of revolutionary turmoil 1911-18, many weapons were smuggled in to Mexico
by various insurgent Armies and bands as well as American gun runners.
Most came from the U.S.
It has often been
said that Spain supplied Spanish Modelo 1893 Mauser rifles and Modelo 1895
Mauser carbines to Mexico, including some marked "Oviedo". This is
not correct. Such Mausers were and are found in Mexico, but they
came from stocks captured by the U.S.A. from Spain during the Spanish American
War and were sold off to Bannerman after being reworked by Springfield
Armory. Bannerman had first tried to sell them to Serbia, failed,
and then sold them off in various ways and eventually some lots were smuggled
into Mexico through brokers and agents in El Paso.
Large numbers of
Winchester Model 1894 carbines in .30-30 were sold by gun runners to various
revolutionary groups. At one point Pancho Villa’’s forces were at
least 50% armed with this weapon. Other rifles were also supplied
in a similar manner.
The production of
the M1910 rifle stopped after about 40,000 had been produced, when the
Mauser Modelo 1936 went into production using receivers made for the M1910.
It had a U.S. M1903 type cocking piece knob at the end of the striker.
The reason for this was to allow re-cocking without opening the action
in the event of a hang fire as Mexican 7x57mm ammo of the period was not
of the highest quality and this was a prudent safety measure.
In 1925, before
domestic production could begin supplying adequate numbers of domestic
Mausers, an order was placed with "FN" in Hesrstal Belgium for Mauser short
rifles and carbines. These, as all Mausers made for Mexico, had a
form of the National Crest. About 25,000 Mausers, mostly short rifles,
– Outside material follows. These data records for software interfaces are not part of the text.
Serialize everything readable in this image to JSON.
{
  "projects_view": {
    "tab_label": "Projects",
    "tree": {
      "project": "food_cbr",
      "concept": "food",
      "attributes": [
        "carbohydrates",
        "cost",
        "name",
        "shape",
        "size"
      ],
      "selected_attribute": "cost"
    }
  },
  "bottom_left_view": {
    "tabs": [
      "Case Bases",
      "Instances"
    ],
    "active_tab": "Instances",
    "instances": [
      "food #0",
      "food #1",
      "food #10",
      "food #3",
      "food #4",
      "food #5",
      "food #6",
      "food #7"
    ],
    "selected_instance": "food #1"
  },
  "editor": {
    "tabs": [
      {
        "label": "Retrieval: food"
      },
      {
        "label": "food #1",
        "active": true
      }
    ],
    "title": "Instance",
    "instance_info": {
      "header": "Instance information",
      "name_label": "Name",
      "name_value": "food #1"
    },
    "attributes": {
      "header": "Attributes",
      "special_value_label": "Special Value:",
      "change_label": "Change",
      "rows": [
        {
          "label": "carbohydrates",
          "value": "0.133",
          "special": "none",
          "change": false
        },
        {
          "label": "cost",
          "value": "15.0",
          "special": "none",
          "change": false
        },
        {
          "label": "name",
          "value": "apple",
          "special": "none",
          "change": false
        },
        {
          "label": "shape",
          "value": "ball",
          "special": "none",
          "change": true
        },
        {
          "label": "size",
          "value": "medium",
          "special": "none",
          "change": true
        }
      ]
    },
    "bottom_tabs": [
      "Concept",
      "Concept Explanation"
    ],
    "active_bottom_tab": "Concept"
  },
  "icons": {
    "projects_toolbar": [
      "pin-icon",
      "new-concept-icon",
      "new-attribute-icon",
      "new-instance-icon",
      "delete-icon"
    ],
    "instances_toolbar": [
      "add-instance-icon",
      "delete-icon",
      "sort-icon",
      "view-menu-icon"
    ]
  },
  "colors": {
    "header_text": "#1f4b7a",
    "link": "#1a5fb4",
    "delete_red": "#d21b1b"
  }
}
were delivered by 1927.
In 1933-34, the
"ZB" BRNO factory in Moravia, Czechoslavakia supplied several thousand
Mauser standard action carbines in 7x57mm to the Federal Police.
These were the same as the M08/34 carbines supplied to Brazilian State
Military Police in the same general time frame except for crest and lack
of front sight with built in guard.
In 1947, the Mexican
Army began looking for a new rifle. About 50,000 M1936 rifles had
been produced for the Army and Federal Police at this time. In 1954 a much
modified M1936type Mauser with receiver mounted aperature rear sight was
adopted in .30-06., known as the Modelo 1954. These were marked
"Cal.7.62mm MOD. 54". This rifle was made in limited numbers as late
as 1959. Rifles of this type issued to the Mexican Navy are marked"Armada".
U.S. supplied M1903A3 and M1 Garand rifles in .30-06 were also used in
the 1950's and sixties.
Mexico later produced
the F.N. FAL rifle from Belgium made parts, and later the H.K G3A3rifle
from German parts, both in 7.62mm NATO. Mexico in the present period has
acquired 5.56mm calibre weapons for police and military use.